━━━ Provided data ━━━
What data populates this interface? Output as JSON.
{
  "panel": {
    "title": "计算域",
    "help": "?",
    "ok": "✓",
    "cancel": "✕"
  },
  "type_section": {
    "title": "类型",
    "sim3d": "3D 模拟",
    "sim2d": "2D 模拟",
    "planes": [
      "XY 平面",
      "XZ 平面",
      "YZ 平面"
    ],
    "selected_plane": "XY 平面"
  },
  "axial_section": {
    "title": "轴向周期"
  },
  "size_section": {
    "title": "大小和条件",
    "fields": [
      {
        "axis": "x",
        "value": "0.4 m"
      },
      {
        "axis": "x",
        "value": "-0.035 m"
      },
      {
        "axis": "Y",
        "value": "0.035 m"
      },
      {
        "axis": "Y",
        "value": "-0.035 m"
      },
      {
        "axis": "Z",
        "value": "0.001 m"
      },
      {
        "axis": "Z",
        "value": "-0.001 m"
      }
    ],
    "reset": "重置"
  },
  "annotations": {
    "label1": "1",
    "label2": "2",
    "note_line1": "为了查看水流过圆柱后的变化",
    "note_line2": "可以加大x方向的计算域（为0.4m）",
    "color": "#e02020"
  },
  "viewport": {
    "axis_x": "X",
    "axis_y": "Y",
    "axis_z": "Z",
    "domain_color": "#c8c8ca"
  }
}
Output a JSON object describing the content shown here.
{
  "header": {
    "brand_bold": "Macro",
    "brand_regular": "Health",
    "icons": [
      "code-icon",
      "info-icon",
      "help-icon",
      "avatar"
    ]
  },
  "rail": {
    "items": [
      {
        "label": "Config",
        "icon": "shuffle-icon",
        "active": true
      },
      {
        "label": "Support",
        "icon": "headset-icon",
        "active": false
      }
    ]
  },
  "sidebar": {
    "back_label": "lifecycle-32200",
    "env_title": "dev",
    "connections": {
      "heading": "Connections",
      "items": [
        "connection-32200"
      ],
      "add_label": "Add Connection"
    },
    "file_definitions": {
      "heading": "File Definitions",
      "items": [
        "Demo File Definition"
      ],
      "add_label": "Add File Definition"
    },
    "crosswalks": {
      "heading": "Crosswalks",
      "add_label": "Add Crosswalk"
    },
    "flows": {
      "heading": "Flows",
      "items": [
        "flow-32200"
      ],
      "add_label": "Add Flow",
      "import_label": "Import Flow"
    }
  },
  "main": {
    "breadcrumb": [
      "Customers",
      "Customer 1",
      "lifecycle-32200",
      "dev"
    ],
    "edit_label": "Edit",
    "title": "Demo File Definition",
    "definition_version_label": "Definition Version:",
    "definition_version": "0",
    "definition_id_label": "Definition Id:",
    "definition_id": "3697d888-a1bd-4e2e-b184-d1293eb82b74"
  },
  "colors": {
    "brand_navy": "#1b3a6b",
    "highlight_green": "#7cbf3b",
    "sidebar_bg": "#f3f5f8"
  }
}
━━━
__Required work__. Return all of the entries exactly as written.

__Response__.
What data populates this interface? Output as JSON.
{
  "panel": {
    "title": "计算域",
    "help": "?",
    "ok": "✓",
    "cancel": "✕"
  },
  "type_section": {
    "title": "类型",
    "sim3d": "3D 模拟",
    "sim2d": "2D 模拟",
    "planes": [
      "XY 平面",
      "XZ 平面",
      "YZ 平面"
    ],
    "selected_plane": "XY 平面"
  },
  "axial_section": {
    "title": "轴向周期"
  },
  "size_section": {
    "title": "大小和条件",
    "fields": [
      {
        "axis": "x",
        "value": "0.4 m"
      },
      {
        "axis": "x",
        "value": "-0.035 m"
      },
      {
        "axis": "Y",
        "value": "0.035 m"
      },
      {
        "axis": "Y",
        "value": "-0.035 m"
      },
      {
        "axis": "Z",
        "value": "0.001 m"
      },
      {
        "axis": "Z",
        "value": "-0.001 m"
      }
    ],
    "reset": "重置"
  },
  "annotations": {
    "label1": "1",
    "label2": "2",
    "note_line1": "为了查看水流过圆柱后的变化",
    "note_line2": "可以加大x方向的计算域（为0.4m）",
    "color": "#e02020"
  },
  "viewport": {
    "axis_x": "X",
    "axis_y": "Y",
    "axis_z": "Z",
    "domain_color": "#c8c8ca"
  }
}
Output a JSON object describing the content shown here.
{
  "header": {
    "brand_bold": "Macro",
    "brand_regular": "Health",
    "icons": [
      "code-icon",
      "info-icon",
      "help-icon",
      "avatar"
    ]
  },
  "rail": {
    "items": [
      {
        "label": "Config",
        "icon": "shuffle-icon",
        "active": true
      },
      {
        "label": "Support",
        "icon": "headset-icon",
        "active": false
      }
    ]
  },
  "sidebar": {
    "back_label": "lifecycle-32200",
    "env_title": "dev",
    "connections": {
      "heading": "Connections",
      "items": [
        "connection-32200"
      ],
      "add_label": "Add Connection"
    },
    "file_definitions": {
      "heading": "File Definitions",
      "items": [
        "Demo File Definition"
      ],
      "add_label": "Add File Definition"
    },
    "crosswalks": {
      "heading": "Crosswalks",
      "add_label": "Add Crosswalk"
    },
    "flows": {
      "heading": "Flows",
      "items": [
        "flow-32200"
      ],
      "add_label": "Add Flow",
      "import_label": "Import Flow"
    }
  },
  "main": {
    "breadcrumb": [
      "Customers",
      "Customer 1",
      "lifecycle-32200",
      "dev"
    ],
    "edit_label": "Edit",
    "title": "Demo File Definition",
    "definition_version_label": "Definition Version:",
    "definition_version": "0",
    "definition_id_label": "Definition Id:",
    "definition_id": "3697d888-a1bd-4e2e-b184-d1293eb82b74"
  },
  "colors": {
    "brand_navy": "#1b3a6b",
    "highlight_green": "#7cbf3b",
    "sidebar_bg": "#f3f5f8"
  }
}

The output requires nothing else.